By Wendy Corr, Cowboy State Daily
The nation is mourning the loss of Luke Bell, a country singer-songwriter whose star was on the rise. But in Wyoming, where his roots lie, Luke Bell is remembered as a charismatic young man who “lit up a room” whenever he entered.
Bell died in Tucson, Arizona earlier this week, the victim of an illness that plagued him in recent years.
The Saving Country Music website was the first to report Bell’s disappearance in late August.
“The public is being asked to keep an eye out for country artist Luke Bell who went missing in Tucson, AZ on Saturday, August 20th,” read a Facebook post by Saving Country Music. “If you have any information, please reach out to fellow artist Matt Kinman or local authorities.”
The same site was the first to report Bell’s death, revealing that the musician had suffered for several years from bipolar disorder.
But a glance at Bell’s Facebook page provides a snapshot of the love his friends and family back home held for the 32-year-old Cody native.
“You were a protector. A confidant. A jokester. An artist,” wrote one childhood friend. “There are so many ways I wish I could have supported you, been there for you in more recent times.”
“Rest easy buddy,” wrote another Cody friend. “You will live on through those who loved you so.”
Bell’s time in the spotlight began playing bars in college, according to fellow Cody musician Kalyn Beasley, who grew up just down the street from Bell.
“Probably like a lot of us musicians, Luke wasn’t super interested in going to class,” Beasley told Cowboy State Daily. “So he kind of took up gigging and playing in bars.”
Beasley said Bell also took up train-hopping while in Laramie, riding the rails to the next town, the next gig, the next adventure.
“There’s people that do that, you know,” Beasley said. “They ride trains, and they write songs about it, and sing old folk songs, and live in an off-the-grid sort of way. And Luke was doing that.”
Bell spent the early part of his music career in Austin, Texas before moving to Nashville, Tennessee in the early 2010s.
“I didn’t know that he was musically gifted until he came back from living in Austin,” said high school friend Mike Vanata. “And he just came back with a plethora of songs that spoke to his storytelling. And I was just blown away.”
Vanata, a videographer based in Laramie, helped Bell with some video projects.
“We probably did maybe eight to ten videos, just performing live,” said Vanata, “and then I did one music video with him, the ‘Where Ya Been’ video.”
Bell released his first Nashville album in 2014, “Don’t Mind If I Do.” In 2016, he was signed to the Thirty Tigers label, releasing his second album, titled simply “Luke Bell,” but then he retreated from the music scene for a few years, although his latest release, “Jealous Guy,” came out in 2021.
“In certain respects, Luke Bell stood in the way of his own success, shirking opportunities for the spotlight and big stages to dig post holes, work carpentry jobs, and play un-promoted shows in dive bars with friends,” the Saving Country Music site posted. “He was too real for the spotlight.”
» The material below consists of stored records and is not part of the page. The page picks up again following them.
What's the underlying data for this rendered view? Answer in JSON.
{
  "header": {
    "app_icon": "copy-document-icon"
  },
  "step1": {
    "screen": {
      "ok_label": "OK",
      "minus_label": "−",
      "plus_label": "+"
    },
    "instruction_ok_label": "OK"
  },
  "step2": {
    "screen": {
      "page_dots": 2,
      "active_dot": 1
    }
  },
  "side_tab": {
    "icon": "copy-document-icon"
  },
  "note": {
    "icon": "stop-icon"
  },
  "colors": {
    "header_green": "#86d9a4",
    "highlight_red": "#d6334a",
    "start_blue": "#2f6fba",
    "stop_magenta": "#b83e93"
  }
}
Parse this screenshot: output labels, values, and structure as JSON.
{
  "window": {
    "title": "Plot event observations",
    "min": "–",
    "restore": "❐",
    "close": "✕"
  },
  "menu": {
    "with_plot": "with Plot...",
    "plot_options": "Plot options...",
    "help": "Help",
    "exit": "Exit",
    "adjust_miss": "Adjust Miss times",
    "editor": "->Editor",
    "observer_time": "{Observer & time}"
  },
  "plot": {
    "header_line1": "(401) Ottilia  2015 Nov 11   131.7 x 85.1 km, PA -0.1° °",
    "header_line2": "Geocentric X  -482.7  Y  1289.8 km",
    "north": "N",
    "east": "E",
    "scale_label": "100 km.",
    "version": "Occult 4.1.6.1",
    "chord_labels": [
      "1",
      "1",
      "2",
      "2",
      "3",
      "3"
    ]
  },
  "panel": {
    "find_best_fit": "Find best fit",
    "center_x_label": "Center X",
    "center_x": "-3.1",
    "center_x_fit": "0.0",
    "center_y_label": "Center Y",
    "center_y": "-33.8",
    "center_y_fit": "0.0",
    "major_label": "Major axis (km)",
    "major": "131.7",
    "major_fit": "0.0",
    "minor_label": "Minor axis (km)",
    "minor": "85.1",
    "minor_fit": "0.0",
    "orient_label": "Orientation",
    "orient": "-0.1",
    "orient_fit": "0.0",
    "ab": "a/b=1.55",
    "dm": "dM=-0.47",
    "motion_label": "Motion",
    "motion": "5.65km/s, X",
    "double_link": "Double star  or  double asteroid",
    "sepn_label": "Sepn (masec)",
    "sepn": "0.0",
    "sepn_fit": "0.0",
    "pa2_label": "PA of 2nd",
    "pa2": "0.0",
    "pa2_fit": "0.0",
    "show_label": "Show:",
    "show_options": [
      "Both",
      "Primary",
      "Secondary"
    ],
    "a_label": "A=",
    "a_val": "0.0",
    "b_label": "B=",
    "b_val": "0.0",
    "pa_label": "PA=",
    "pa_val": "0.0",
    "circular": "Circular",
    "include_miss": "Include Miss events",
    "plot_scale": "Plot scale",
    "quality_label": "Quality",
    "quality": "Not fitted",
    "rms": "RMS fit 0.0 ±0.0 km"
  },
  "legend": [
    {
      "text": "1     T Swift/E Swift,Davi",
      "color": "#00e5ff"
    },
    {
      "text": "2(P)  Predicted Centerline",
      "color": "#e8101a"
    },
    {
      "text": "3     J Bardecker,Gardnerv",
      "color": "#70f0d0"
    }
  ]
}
Ranch Background Influenced Bell’s Music
“I met him through his music,” said Cowboy State Daily columnist Rod Miller. “(He was” playing a song at the Buckhorn (bar in Laramie), and then we sat and started talking about ranch life, kind of being a cowboy in Wyoming.”
Bell knew quite a bit about ranch life. His mother’s family, the Flitners, have run cattle east of Greybull for generations.
“We talked about Wyoming and branding and digging post holes and irrigating,” said Miller. “And snotty broncs that had dumped our ass in the dust.”
Miller said he would run into Bell around Laramie, before Bell took off for parts unknown – but he continued to follow Bell’s career because he loved the authenticity of his music.
“The songs he wrote, there’s no lie or hypocrisy in his lyrics,” said Miller. “And his voice was like this pure 1950’s, straight out of the jukebox, Lefty Frizell – a voice that you just associate with the roots of country western music.”
Media coverage from CNN, MSN, USA Today, and other national news outlets are a testament to Bell’s far-reaching appeal.
“Luke sounded so much different than some of the other country artists at the time who were more progressive,” said Miller. “Luke was really into the foundation stone of country music.”
“He was a real deal traveling troubadour out there on that lost highway,” reads a post by the band Mike and the Moonpies.
But back home in Wyoming, his family and friends mourn much more than just the loss of an up-and-coming musician.
“He was a wild, charismatic and loving guy,” said Vanata. “He brought joy into the room, every time.”